“The true test of character is not how much we know how to do, but how we behave when we don’t know what to do.” John Holt
We’ve all been there…like a deer in the headlights, frozen and uncertain of what to do next. It’s a strange place to be, uncomfortable and confining. There is the overwhelming urge to flee, to run far and never look book. Some might find their mouths running non-stop, while others might feel their throats constrict so tightly that choking out a single world requires great effort. Some fidget and fuss. Others grow still, afraid that movement might shatter the world around them. Emotions can play across a face or merely simmer beneath the surface out of sight. Just as the situations of not knowing what to do can vary, so do the reactions. Not knowing what to do is seldom a position we want to be placed in.
I hate not knowing what to do, what to say, or how to react. I should have been a Boy Scout, because I like to be prepared. I like to research and plan and prepare, especially when it comes to being called upon to speak with any semblance of wisdom, authority or passion. But life doesn’t always allow opportunity to prepare prior to being thrown in the spotlight or under the bus. We might open our front door and come face-to-face with a monster of a problem that we had not expected. Our first instinct is probably to slam the door shut, but the problem won’t go away simply by ignoring it. Somehow we need to deal with it.
As I sit here thinking on the quote above, I cannot keep a memory from replaying in my mind. You and I and another friend, together like so many times before, and yet there was an underlying current of tension between the three of us. The ties that knit us so closely together had already begun to fray, even if we were reluctant to believe it. A bombshell, of sorts, was dropped at my feet and yours that night. I am fairly certain that you prattled on, while my voice died in my constricted throat. I went home that night not knowing what to do next but knowing that I had to do, to say something, and knowing quite well that my words and actions would bring the thread that much closer to snapping.
I don’t know why I keep thinking of that right now, but I suppose in some way it just fits. I didn’t know what to do. There is a lot that I do know how to do, but in that instance I was lost. I knew what was expected of me, but I also knew that the expectation wasn’t automatically correct.
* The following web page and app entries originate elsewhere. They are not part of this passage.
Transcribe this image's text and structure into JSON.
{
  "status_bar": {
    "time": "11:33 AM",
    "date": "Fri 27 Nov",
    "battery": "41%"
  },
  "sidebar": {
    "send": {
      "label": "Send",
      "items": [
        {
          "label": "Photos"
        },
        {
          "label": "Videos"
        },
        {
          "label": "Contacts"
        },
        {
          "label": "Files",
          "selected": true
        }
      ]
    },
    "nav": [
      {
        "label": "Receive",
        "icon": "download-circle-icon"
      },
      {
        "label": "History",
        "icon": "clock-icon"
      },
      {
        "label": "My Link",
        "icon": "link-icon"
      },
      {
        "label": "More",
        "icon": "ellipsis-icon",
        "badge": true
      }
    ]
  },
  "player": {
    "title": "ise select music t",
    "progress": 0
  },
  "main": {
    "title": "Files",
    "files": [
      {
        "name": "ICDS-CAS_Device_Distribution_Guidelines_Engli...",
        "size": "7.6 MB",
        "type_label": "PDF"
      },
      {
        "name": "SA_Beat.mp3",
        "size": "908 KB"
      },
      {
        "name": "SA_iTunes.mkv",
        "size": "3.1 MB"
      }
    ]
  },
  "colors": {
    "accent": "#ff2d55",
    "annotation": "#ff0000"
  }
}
I knew what my gut was telling me, but I knew my honesty wasn’t what was wanted. I wasn’t ready to let go of a friendship that was growing toxic, yet I didn’t want to be the sort of person who bails when the going gets tough.
Those were stressful days. Did I show good character in my behaviour? I don’t know. Perhaps the answer to that would vary depending on who was asked the question. I would like to believe that I made the right choice, that I was honest yet supportive, but the situation still played out pretty much as I had feared.
For a long time, I felt like I had handled that situation most horribly. I felt like I was a terrible friend with character short-comings too numerous to mention. Thankfully I no longer feel that way, because I am finally in a position where I can see the good character qualities woven into my decision and actions. I was a good listener. I was patient. I was kind, loving, supportive, compassionate. I was slow to anger, reluctant to judge unfairly but unwilling to let wrongs slip past unnoticed. I was willing to forgive and move forward. I spoke the truth.
I suffered for that, and it hurt for a very long time. But I wouldn’t change how I behaved. I am not perfect. My character is certainly not always perfect. It may not have seemed so then, but, in that situation, I now believe my character shone.
As an introvert who can be slow to let others past my outer walls, I choose my friends wisely. I value character and integrity. You, my friend, are a person of integrity and character! You may not always know what to do, but I have yet to see you display poor character. I am thankful that we have a friendship strong enough to weather the storms together.